Data about app and page elements:

━━━━━━━━━━━━━━━━━━━━━━━━━━━━━━

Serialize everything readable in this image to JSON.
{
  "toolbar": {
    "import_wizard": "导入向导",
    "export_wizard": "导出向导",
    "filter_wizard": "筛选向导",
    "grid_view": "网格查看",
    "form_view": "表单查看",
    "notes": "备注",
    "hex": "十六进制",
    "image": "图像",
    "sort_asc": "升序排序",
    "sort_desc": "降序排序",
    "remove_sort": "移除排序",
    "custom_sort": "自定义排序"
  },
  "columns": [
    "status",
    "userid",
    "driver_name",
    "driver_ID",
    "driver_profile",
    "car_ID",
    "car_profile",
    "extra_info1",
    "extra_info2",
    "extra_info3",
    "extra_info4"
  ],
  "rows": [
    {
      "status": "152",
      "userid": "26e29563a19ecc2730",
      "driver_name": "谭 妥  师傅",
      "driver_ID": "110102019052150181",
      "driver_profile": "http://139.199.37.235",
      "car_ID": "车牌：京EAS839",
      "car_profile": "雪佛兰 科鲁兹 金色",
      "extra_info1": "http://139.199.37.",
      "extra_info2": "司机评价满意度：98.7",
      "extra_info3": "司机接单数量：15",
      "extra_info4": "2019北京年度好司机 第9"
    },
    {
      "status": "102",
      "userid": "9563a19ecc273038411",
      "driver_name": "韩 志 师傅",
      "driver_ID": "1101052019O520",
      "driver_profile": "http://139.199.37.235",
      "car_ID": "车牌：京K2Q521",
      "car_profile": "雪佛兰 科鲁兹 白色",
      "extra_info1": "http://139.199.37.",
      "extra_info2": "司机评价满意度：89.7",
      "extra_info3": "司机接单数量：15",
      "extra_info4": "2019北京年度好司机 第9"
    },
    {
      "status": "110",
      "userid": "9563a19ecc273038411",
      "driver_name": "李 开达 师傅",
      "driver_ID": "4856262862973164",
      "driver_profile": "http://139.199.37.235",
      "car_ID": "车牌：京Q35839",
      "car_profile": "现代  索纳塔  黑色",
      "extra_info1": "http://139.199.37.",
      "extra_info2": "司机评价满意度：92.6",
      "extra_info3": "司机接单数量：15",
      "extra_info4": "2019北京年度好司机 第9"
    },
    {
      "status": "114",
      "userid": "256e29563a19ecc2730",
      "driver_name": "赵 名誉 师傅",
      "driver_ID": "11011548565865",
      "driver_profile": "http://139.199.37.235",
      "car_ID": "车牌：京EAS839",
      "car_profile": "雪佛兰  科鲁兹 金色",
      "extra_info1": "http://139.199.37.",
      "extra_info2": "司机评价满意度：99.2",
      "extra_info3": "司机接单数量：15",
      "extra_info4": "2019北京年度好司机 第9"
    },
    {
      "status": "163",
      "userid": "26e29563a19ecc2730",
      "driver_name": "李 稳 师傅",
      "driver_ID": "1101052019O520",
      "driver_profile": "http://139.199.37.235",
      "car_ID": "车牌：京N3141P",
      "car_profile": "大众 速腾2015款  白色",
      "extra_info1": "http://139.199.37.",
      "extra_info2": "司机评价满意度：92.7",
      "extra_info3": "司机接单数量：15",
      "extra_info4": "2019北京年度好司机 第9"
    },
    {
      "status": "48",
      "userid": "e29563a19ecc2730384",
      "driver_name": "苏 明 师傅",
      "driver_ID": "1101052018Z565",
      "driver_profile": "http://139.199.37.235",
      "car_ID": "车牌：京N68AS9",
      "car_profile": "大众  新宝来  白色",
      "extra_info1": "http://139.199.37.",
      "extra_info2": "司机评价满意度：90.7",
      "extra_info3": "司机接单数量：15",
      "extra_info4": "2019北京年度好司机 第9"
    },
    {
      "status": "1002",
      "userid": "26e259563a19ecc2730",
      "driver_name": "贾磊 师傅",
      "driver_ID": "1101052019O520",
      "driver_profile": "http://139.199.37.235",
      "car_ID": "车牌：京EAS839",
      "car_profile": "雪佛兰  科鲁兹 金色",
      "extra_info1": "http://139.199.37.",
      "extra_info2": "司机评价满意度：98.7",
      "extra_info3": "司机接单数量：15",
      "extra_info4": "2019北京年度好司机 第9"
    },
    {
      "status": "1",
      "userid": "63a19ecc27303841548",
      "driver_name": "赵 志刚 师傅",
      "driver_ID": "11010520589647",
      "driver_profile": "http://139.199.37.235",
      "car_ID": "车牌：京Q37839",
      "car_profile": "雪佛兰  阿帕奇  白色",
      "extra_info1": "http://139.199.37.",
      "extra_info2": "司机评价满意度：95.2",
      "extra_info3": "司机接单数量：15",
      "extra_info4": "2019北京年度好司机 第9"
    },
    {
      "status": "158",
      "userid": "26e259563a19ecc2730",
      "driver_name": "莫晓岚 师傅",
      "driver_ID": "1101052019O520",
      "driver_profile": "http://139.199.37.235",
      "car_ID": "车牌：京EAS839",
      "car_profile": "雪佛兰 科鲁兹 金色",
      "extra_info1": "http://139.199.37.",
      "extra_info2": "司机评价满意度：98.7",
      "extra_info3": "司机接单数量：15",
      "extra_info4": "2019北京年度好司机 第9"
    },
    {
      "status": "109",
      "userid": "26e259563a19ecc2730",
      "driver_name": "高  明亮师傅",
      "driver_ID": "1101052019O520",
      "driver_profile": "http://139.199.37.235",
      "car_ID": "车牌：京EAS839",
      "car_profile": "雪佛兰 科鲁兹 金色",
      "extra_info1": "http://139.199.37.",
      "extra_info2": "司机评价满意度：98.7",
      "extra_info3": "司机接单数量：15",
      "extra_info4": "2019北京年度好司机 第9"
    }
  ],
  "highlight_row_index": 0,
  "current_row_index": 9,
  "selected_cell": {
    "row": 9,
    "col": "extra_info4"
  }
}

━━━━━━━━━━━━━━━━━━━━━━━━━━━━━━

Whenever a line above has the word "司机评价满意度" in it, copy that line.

**Answer area:**
      "extra_info2": "司机评价满意度：98.7",
      "extra_info2": "司机评价满意度：89.7",
      "extra_info2": "司机评价满意度：92.6",
      "extra_info2": "司机评价满意度：99.2",
      "extra_info2": "司机评价满意度：92.7",
      "extra_info2": "司机评价满意度：90.7",
      "extra_info2": "司机评价满意度：98.7",
      "extra_info2": "司机评价满意度：95.2",
      "extra_info2": "司机评价满意度：98.7",
      "extra_info2": "司机评价满意度：98.7",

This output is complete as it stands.